=== Task directions ===
Search the entries for lines that contain the word "into", and report each one found.

=== Extracted records ===
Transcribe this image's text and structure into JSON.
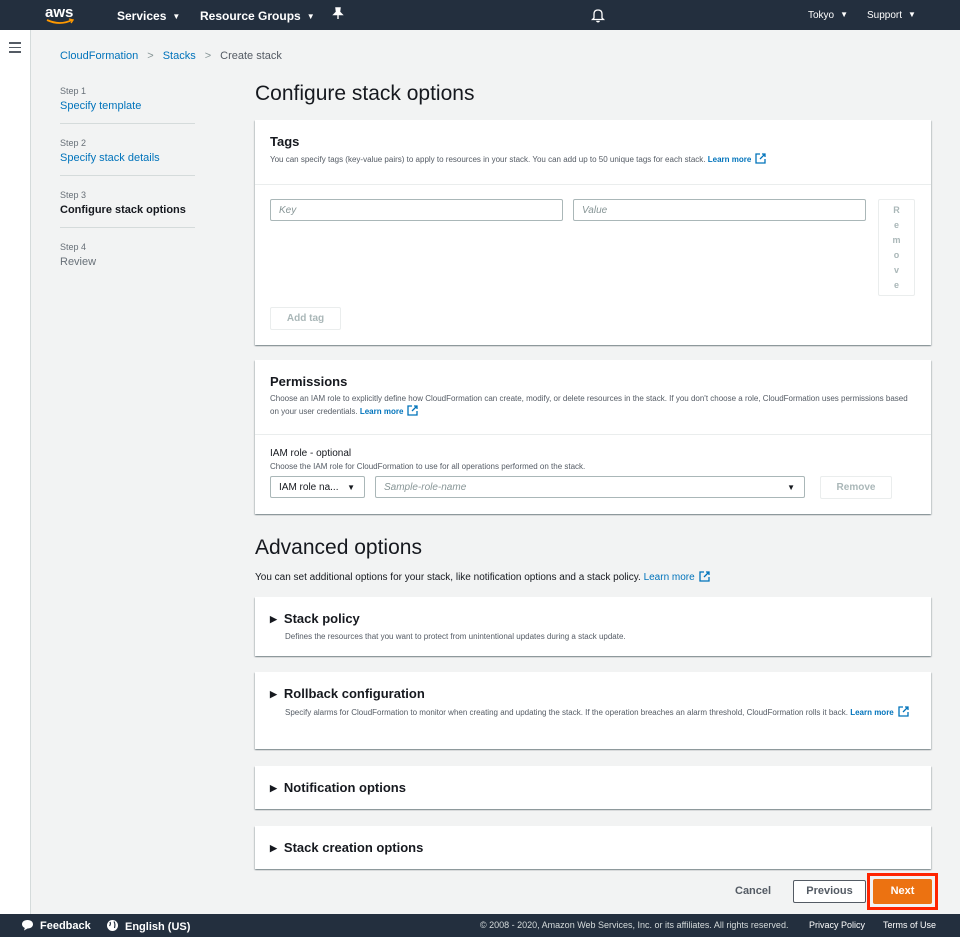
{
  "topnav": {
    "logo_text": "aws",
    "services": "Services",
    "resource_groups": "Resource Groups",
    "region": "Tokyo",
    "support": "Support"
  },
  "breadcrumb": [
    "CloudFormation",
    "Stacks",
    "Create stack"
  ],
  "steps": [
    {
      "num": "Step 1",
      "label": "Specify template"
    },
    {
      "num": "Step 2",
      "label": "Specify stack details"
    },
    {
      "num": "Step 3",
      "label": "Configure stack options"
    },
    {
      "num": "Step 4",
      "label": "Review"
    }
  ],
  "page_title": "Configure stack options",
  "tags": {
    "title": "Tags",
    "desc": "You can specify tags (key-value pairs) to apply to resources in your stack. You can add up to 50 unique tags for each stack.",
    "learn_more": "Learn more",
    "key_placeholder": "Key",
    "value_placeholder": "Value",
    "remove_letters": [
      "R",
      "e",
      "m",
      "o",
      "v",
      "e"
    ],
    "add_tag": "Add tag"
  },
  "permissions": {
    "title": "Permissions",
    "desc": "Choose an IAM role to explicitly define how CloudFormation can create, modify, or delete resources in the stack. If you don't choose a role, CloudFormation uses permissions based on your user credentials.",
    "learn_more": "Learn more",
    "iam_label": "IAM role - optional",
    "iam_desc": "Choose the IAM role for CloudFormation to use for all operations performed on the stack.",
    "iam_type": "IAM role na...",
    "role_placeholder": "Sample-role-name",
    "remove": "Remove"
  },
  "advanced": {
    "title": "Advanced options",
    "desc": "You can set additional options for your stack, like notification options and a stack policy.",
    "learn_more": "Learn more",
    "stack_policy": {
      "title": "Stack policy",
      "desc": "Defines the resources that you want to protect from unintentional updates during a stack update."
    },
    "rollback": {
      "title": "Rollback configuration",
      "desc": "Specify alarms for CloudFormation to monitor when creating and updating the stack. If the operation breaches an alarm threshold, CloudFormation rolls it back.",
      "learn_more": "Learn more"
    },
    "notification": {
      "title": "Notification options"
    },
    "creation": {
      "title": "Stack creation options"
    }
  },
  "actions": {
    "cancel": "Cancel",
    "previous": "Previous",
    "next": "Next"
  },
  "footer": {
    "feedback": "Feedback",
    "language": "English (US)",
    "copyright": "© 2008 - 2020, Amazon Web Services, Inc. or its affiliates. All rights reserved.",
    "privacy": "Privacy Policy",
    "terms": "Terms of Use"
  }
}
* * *
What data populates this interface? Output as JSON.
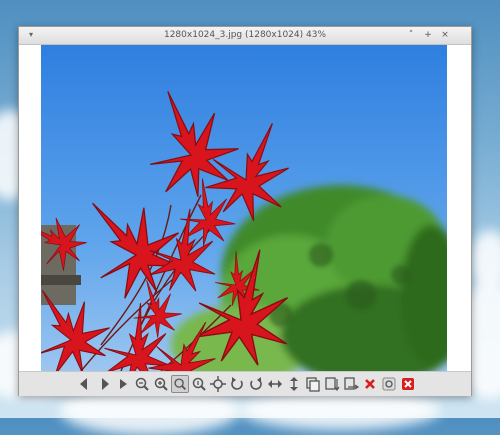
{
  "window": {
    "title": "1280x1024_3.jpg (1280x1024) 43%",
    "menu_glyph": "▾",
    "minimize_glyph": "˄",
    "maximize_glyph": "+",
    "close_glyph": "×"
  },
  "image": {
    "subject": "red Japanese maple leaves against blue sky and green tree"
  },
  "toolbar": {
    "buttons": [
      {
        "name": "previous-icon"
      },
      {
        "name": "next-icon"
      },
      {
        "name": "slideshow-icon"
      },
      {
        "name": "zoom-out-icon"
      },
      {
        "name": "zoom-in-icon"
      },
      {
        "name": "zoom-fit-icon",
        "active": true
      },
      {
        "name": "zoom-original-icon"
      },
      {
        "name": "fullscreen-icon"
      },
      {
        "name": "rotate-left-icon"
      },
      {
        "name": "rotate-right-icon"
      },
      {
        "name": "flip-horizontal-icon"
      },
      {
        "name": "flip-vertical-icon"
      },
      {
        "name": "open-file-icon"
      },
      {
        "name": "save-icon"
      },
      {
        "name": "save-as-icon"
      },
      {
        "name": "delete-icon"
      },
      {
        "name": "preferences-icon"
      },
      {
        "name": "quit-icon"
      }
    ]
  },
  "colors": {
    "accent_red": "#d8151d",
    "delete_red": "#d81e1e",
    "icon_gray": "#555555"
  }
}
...
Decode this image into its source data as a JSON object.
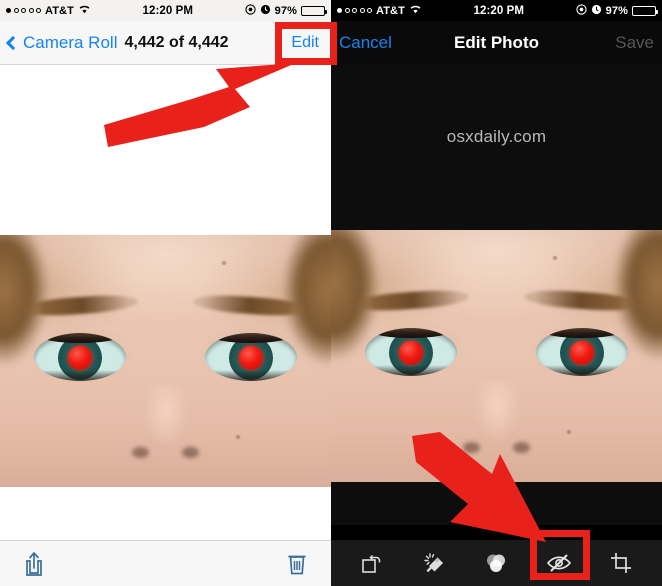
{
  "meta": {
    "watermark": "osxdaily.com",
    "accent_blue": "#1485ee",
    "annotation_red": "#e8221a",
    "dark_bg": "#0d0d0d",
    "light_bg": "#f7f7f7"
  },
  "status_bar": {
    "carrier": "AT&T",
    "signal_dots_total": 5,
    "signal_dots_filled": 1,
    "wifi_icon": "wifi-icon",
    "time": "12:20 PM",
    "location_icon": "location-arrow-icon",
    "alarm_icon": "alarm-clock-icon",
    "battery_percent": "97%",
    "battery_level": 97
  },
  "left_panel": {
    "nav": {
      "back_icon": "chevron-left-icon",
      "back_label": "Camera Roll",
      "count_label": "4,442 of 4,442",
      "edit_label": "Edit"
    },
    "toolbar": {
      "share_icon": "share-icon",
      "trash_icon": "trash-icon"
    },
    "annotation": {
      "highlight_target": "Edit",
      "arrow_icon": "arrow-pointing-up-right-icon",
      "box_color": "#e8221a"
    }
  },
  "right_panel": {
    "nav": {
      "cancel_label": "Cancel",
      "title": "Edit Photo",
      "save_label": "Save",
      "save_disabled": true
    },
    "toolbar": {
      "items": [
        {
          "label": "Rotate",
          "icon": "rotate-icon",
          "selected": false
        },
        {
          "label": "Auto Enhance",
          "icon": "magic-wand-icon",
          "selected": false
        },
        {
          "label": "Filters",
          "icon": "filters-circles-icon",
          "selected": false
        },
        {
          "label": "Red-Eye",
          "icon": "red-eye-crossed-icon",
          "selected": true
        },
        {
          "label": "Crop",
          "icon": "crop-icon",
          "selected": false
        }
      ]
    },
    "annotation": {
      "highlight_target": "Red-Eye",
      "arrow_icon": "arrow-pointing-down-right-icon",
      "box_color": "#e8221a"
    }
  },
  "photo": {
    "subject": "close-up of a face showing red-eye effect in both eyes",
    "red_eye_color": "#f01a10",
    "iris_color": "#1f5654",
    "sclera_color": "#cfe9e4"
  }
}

=== Answer to the exercise ===
Transcribe this image's text and structure into JSON.
Decode this image into its source data as a JSON object.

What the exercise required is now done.